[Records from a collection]
[Start of section]
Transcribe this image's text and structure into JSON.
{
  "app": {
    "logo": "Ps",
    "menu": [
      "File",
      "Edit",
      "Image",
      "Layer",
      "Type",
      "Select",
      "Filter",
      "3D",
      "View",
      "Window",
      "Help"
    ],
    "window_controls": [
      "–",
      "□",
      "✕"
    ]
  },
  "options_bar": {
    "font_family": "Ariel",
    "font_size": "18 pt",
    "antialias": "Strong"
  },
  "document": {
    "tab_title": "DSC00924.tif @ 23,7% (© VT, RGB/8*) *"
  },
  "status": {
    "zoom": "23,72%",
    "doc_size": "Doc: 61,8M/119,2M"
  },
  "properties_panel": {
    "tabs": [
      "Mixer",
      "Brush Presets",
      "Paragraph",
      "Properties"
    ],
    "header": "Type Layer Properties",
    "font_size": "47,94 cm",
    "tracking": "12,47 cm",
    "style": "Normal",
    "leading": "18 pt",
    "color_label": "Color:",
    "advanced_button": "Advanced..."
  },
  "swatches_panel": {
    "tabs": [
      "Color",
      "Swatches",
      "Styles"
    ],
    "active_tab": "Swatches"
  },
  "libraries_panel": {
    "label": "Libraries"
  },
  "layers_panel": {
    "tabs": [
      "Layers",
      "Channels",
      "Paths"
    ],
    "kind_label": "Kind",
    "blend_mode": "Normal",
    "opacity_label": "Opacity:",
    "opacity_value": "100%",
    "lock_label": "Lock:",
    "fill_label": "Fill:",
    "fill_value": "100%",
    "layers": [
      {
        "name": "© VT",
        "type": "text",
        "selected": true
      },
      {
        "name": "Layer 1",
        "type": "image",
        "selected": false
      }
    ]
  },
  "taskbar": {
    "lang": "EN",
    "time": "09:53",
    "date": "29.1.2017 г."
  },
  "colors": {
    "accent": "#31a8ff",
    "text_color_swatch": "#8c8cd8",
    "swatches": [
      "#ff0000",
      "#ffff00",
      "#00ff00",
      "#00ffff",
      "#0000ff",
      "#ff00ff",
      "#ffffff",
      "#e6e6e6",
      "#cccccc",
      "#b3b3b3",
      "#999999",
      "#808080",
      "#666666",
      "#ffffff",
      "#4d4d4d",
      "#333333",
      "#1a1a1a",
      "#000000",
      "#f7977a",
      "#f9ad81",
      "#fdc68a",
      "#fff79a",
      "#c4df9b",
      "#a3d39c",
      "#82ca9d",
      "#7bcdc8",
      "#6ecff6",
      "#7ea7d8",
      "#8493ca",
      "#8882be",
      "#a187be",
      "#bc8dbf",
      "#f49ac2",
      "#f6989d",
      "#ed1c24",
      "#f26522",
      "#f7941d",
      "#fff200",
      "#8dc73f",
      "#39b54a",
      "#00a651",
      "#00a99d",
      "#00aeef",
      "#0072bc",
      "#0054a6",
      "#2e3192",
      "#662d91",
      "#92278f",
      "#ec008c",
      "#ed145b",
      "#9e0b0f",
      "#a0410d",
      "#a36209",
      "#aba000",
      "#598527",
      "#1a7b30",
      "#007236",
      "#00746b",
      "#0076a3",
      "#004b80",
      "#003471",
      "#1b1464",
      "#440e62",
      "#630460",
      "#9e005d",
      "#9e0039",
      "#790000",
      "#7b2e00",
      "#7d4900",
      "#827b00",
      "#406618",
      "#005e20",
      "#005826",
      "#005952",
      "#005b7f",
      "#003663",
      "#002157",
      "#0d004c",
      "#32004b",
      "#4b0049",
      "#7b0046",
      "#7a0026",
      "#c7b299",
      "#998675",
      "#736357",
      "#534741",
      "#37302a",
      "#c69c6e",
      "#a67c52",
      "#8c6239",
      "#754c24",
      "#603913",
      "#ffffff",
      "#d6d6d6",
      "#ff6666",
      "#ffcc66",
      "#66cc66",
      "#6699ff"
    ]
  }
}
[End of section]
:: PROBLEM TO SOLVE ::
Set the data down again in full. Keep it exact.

:: THE ANSWER ::
Transcribe this image's text and structure into JSON.
{
  "app": {
    "logo": "Ps",
    "menu": [
      "File",
      "Edit",
      "Image",
      "Layer",
      "Type",
      "Select",
      "Filter",
      "3D",
      "View",
      "Window",
      "Help"
    ],
    "window_controls": [
      "–",
      "□",
      "✕"
    ]
  },
  "options_bar": {
    "font_family": "Ariel",
    "font_size": "18 pt",
    "antialias": "Strong"
  },
  "document": {
    "tab_title": "DSC00924.tif @ 23,7% (© VT, RGB/8*) *"
  },
  "status": {
    "zoom": "23,72%",
    "doc_size": "Doc: 61,8M/119,2M"
  },
  "properties_panel": {
    "tabs": [
      "Mixer",
      "Brush Presets",
      "Paragraph",
      "Properties"
    ],
    "header": "Type Layer Properties",
    "font_size": "47,94 cm",
    "tracking": "12,47 cm",
    "style": "Normal",
    "leading": "18 pt",
    "color_label": "Color:",
    "advanced_button": "Advanced..."
  },
  "swatches_panel": {
    "tabs": [
      "Color",
      "Swatches",
      "Styles"
    ],
    "active_tab": "Swatches"
  },
  "libraries_panel": {
    "label": "Libraries"
  },
  "layers_panel": {
    "tabs": [
      "Layers",
      "Channels",
      "Paths"
    ],
    "kind_label": "Kind",
    "blend_mode": "Normal",
    "opacity_label": "Opacity:",
    "opacity_value": "100%",
    "lock_label": "Lock:",
    "fill_label": "Fill:",
    "fill_value": "100%",
    "layers": [
      {
        "name": "© VT",
        "type": "text",
        "selected": true
      },
      {
        "name": "Layer 1",
        "type": "image",
        "selected": false
      }
    ]
  },
  "taskbar": {
    "lang": "EN",
    "time": "09:53",
    "date": "29.1.2017 г."
  },
  "colors": {
    "accent": "#31a8ff",
    "text_color_swatch": "#8c8cd8",
    "swatches": [
      "#ff0000",
      "#ffff00",
      "#00ff00",
      "#00ffff",
      "#0000ff",
      "#ff00ff",
      "#ffffff",
      "#e6e6e6",
      "#cccccc",
      "#b3b3b3",
      "#999999",
      "#808080",
      "#666666",
      "#ffffff",
      "#4d4d4d",
      "#333333",
      "#1a1a1a",
      "#000000",
      "#f7977a",
      "#f9ad81",
      "#fdc68a",
      "#fff79a",
      "#c4df9b",
      "#a3d39c",
      "#82ca9d",
      "#7bcdc8",
      "#6ecff6",
      "#7ea7d8",
      "#8493ca",
      "#8882be",
      "#a187be",
      "#bc8dbf",
      "#f49ac2",
      "#f6989d",
      "#ed1c24",
      "#f26522",
      "#f7941d",
      "#fff200",
      "#8dc73f",
      "#39b54a",
      "#00a651",
      "#00a99d",
      "#00aeef",
      "#0072bc",
      "#0054a6",
      "#2e3192",
      "#662d91",
      "#92278f",
      "#ec008c",
      "#ed145b",
      "#9e0b0f",
      "#a0410d",
      "#a36209",
      "#aba000",
      "#598527",
      "#1a7b30",
      "#007236",
      "#00746b",
      "#0076a3",
      "#004b80",
      "#003471",
      "#1b1464",
      "#440e62",
      "#630460",
      "#9e005d",
      "#9e0039",
      "#790000",
      "#7b2e00",
      "#7d4900",
      "#827b00",
      "#406618",
      "#005e20",
      "#005826",
      "#005952",
      "#005b7f",
      "#003663",
      "#002157",
      "#0d004c",
      "#32004b",
      "#4b0049",
      "#7b0046",
      "#7a0026",
      "#c7b299",
      "#998675",
      "#736357",
      "#534741",
      "#37302a",
      "#c69c6e",
      "#a67c52",
      "#8c6239",
      "#754c24",
      "#603913",
      "#ffffff",
      "#d6d6d6",
      "#ff6666",
      "#ffcc66",
      "#66cc66",
      "#6699ff"
    ]
  }
}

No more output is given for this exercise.